The approach, being implemented through USAID PREDICT project, among others, seeks to strengthen national health security through workforce development in Tanzania’s most vulnerable areas for viral spillover and spread.

The PREDICT project is aimed at strengthening Tanzania’s One Health workforce through trainings and workshops that build technical and communication skills required by health workers on the frontlines of disease spillover and spread.

Since 2009, PREDICT has trained more than 200 individuals in Tanzania, many in vulnerable and remote hotspots where zoonotic and transboundary diseases pose the greatest threat to animal and human health.

PREDICT/Tanzania’s team, based at the Sokoine University of Agriculture and Ifakara Health Institute, have worked with Government of Tanzania and community partners to collect and test samples from over 1,700 animals and 900 people for zoonotic viruses, understand behavioral risks associated with disease transmission and spread, and identify strategies for disease prevention and control.

The training targets health professionals and uses PREDICT as a model to share knowledge, strengthen technical skills for zoonotic disease surveillance and detection, and catalyze multi-sectoral collaboration to strengthen Tanzania’s health security in areas most at-risk from viral spillover and spread.

Going forward, PREDICT commits to continue working with the Government of Tanzania partners from national to subnational levels to develop targeted surveillance and risk communication strategies grounded in the One Health approach.

______________________

Key contact:

Dr. Grace Mwangoka, Ifakara Health Institute – Bagamoyo,
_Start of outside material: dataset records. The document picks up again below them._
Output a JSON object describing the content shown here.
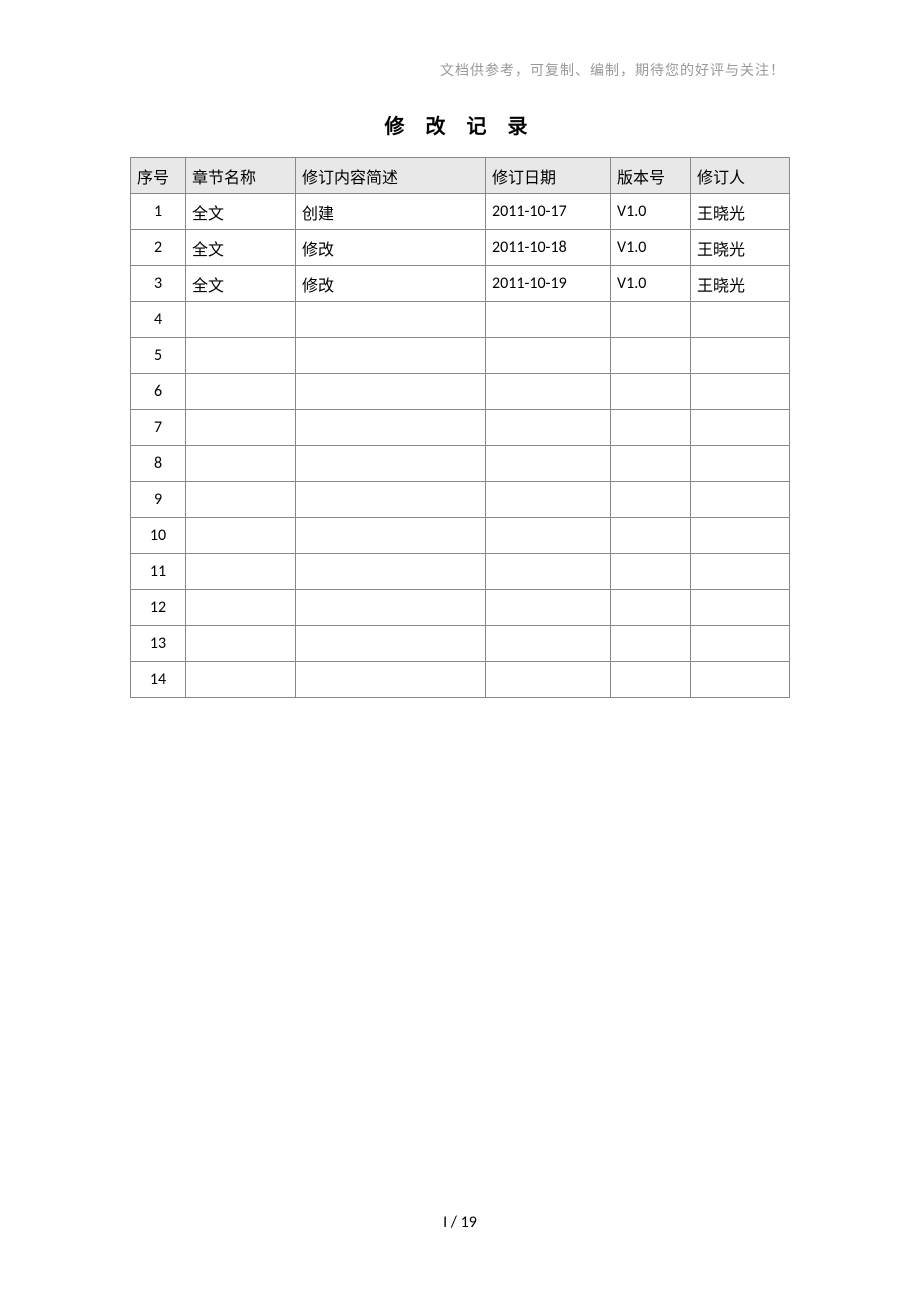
{
  "header_note": "文档供参考，可复制、编制，期待您的好评与关注！",
  "title": "修 改 记 录",
  "table": {
    "headers": {
      "seq": "序号",
      "chapter": "章节名称",
      "desc": "修订内容简述",
      "date": "修订日期",
      "version": "版本号",
      "author": "修订人"
    },
    "rows": [
      {
        "seq": "1",
        "chapter": "全文",
        "desc": "创建",
        "date": "2011-10-17",
        "version": "V1.0",
        "author": "王晓光"
      },
      {
        "seq": "2",
        "chapter": "全文",
        "desc": "修改",
        "date": "2011-10-18",
        "version": "V1.0",
        "author": "王晓光"
      },
      {
        "seq": "3",
        "chapter": "全文",
        "desc": "修改",
        "date": "2011-10-19",
        "version": "V1.0",
        "author": "王晓光"
      },
      {
        "seq": "4",
        "chapter": "",
        "desc": "",
        "date": "",
        "version": "",
        "author": ""
      },
      {
        "seq": "5",
        "chapter": "",
        "desc": "",
        "date": "",
        "version": "",
        "author": ""
      },
      {
        "seq": "6",
        "chapter": "",
        "desc": "",
        "date": "",
        "version": "",
        "author": ""
      },
      {
        "seq": "7",
        "chapter": "",
        "desc": "",
        "date": "",
        "version": "",
        "author": ""
      },
      {
        "seq": "8",
        "chapter": "",
        "desc": "",
        "date": "",
        "version": "",
        "author": ""
      },
      {
        "seq": "9",
        "chapter": "",
        "desc": "",
        "date": "",
        "version": "",
        "author": ""
      },
      {
        "seq": "10",
        "chapter": "",
        "desc": "",
        "date": "",
        "version": "",
        "author": ""
      },
      {
        "seq": "11",
        "chapter": "",
        "desc": "",
        "date": "",
        "version": "",
        "author": ""
      },
      {
        "seq": "12",
        "chapter": "",
        "desc": "",
        "date": "",
        "version": "",
        "author": ""
      },
      {
        "seq": "13",
        "chapter": "",
        "desc": "",
        "date": "",
        "version": "",
        "author": ""
      },
      {
        "seq": "14",
        "chapter": "",
        "desc": "",
        "date": "",
        "version": "",
        "author": ""
      }
    ]
  },
  "footer": "I / 19"
}
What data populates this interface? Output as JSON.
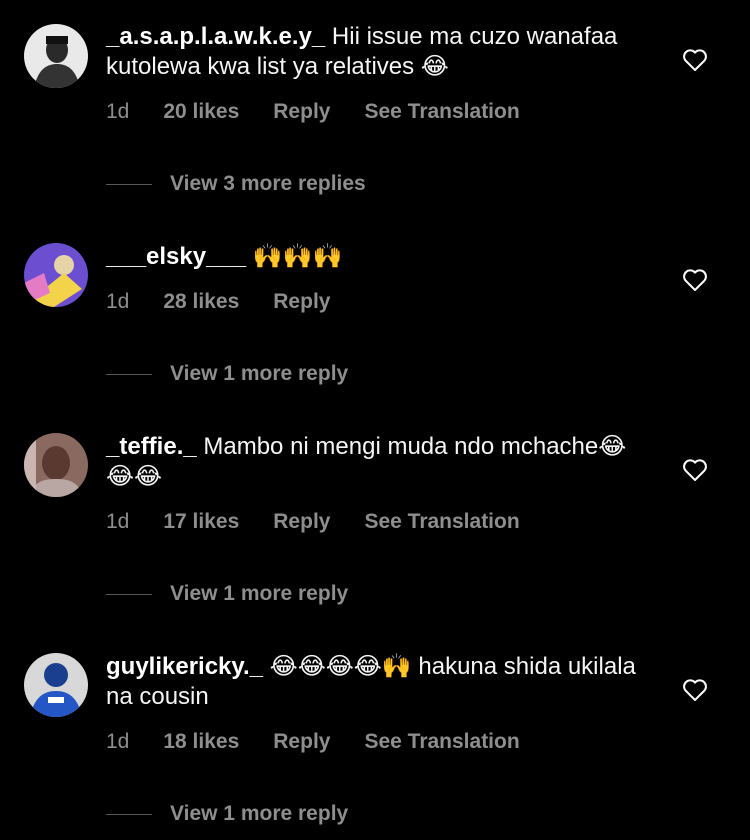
{
  "comments": [
    {
      "username": "_a.s.a.p.l.a.w.k.e.y_",
      "text": "Hii issue ma cuzo wanafaa kutolewa kwa list ya relatives 😂",
      "time": "1d",
      "likes": "20 likes",
      "reply": "Reply",
      "translate": "See Translation",
      "view_replies": "View 3 more replies"
    },
    {
      "username": "___elsky___",
      "text": "🙌🙌🙌",
      "time": "1d",
      "likes": "28 likes",
      "reply": "Reply",
      "view_replies": "View 1 more reply"
    },
    {
      "username": "_teffie._",
      "text": "Mambo ni mengi muda ndo mchache😂😂😂",
      "time": "1d",
      "likes": "17 likes",
      "reply": "Reply",
      "translate": "See Translation",
      "view_replies": "View 1 more reply"
    },
    {
      "username": "guylikericky._",
      "text": "😂😂😂😂🙌 hakuna shida ukilala na cousin",
      "time": "1d",
      "likes": "18 likes",
      "reply": "Reply",
      "translate": "See Translation",
      "view_replies": "View 1 more reply"
    }
  ],
  "icons": {
    "like": "heart-outline-icon"
  },
  "colors": {
    "background": "#000000",
    "text": "#f5f5f5",
    "meta": "#8e8e8e"
  }
}
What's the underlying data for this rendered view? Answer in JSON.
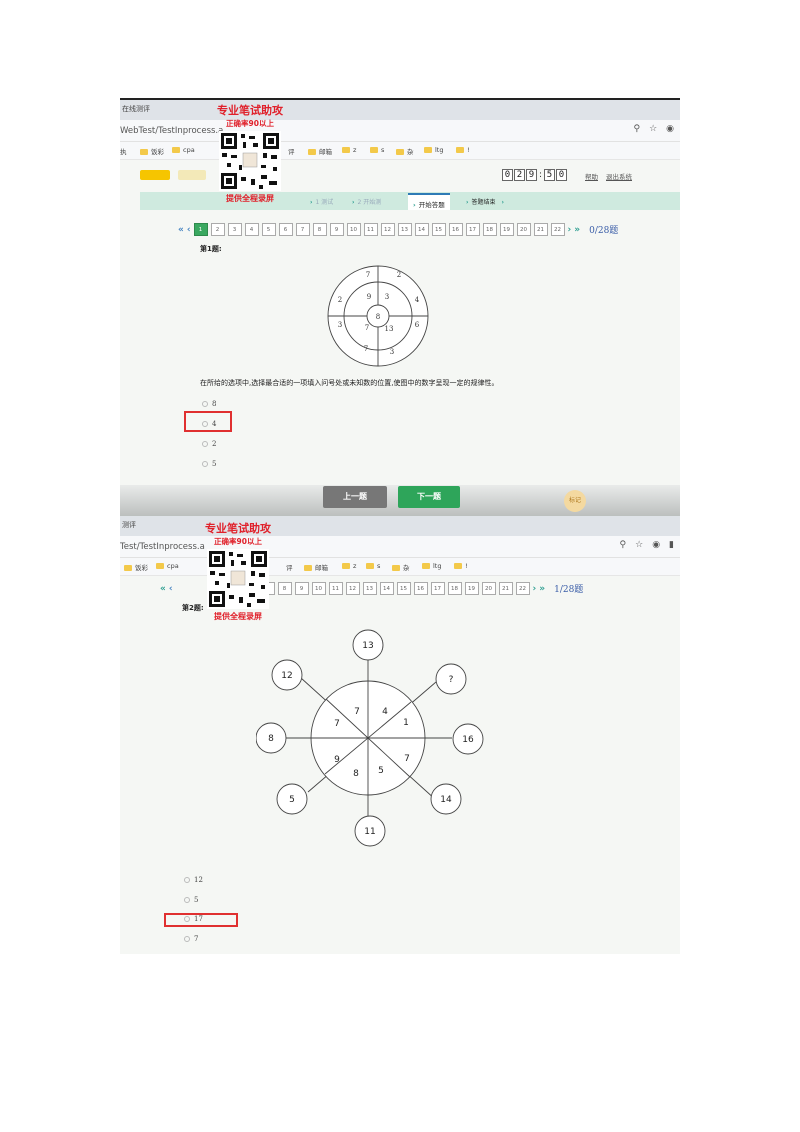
{
  "watermark": {
    "line1": "专业笔试助攻",
    "line2": "正确率90以上",
    "line3": "提供全程录屏"
  },
  "shot1": {
    "tab_title": "在线测评",
    "url": "WebTest/TestInprocess.a",
    "bookmarks": [
      "执",
      "饭彩",
      "cpa",
      "评",
      "邮箱",
      "z",
      "s",
      "杂",
      "ltg",
      "!"
    ],
    "logos": [
      "",
      ""
    ],
    "timer_digits": [
      "0",
      "2",
      "9",
      "5",
      "0"
    ],
    "timer_sep": ":",
    "header_links": [
      "帮助",
      "退出系统"
    ],
    "steps": [
      "1 测试",
      "2 开始测",
      "开始答题",
      "答题结束"
    ],
    "pager": {
      "cells": [
        "1",
        "2",
        "3",
        "4",
        "5",
        "6",
        "7",
        "8",
        "9",
        "10",
        "11",
        "12",
        "13",
        "14",
        "15",
        "16",
        "17",
        "18",
        "19",
        "20",
        "21",
        "22"
      ],
      "current": "1",
      "count": "0/28题"
    },
    "question_label": "第1题:",
    "figure": {
      "outer_top": [
        "7",
        "2"
      ],
      "middle": [
        "2",
        "9",
        "3",
        "4"
      ],
      "center": "8",
      "lower": [
        "3",
        "7",
        "13",
        "6"
      ],
      "outer_bottom": [
        "7",
        "3"
      ]
    },
    "instruction": "在所给的选项中,选择最合适的一项填入问号处或未知数的位置,使图中的数字呈现一定的规律性。",
    "options": [
      "8",
      "4",
      "2",
      "5"
    ],
    "buttons": {
      "prev": "上一题",
      "next": "下一题",
      "mark": "标记"
    }
  },
  "shot2": {
    "tab_title": "测评",
    "url": "Test/TestInprocess.a",
    "bookmarks": [
      "饭彩",
      "cpa",
      "评",
      "邮箱",
      "z",
      "s",
      "杂",
      "ltg",
      "!"
    ],
    "pager": {
      "cells": [
        "6",
        "7",
        "8",
        "9",
        "10",
        "11",
        "12",
        "13",
        "14",
        "15",
        "16",
        "17",
        "18",
        "19",
        "20",
        "21",
        "22"
      ],
      "count": "1/28题"
    },
    "question_label": "第2题:",
    "figure": {
      "satellites": [
        "13",
        "?",
        "16",
        "14",
        "11",
        "5",
        "8",
        "12"
      ],
      "inner": [
        "7",
        "4",
        "1",
        "7",
        "5",
        "8",
        "9",
        "7"
      ]
    },
    "options": [
      "12",
      "5",
      "17",
      "7"
    ]
  }
}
Mobile: +255 713 440 435

Email:  gmwangoka@ihi.or.tz

Leave a reply

A PIXELBASE DESIGN
© Ifakara Health Institute (IHI), 2016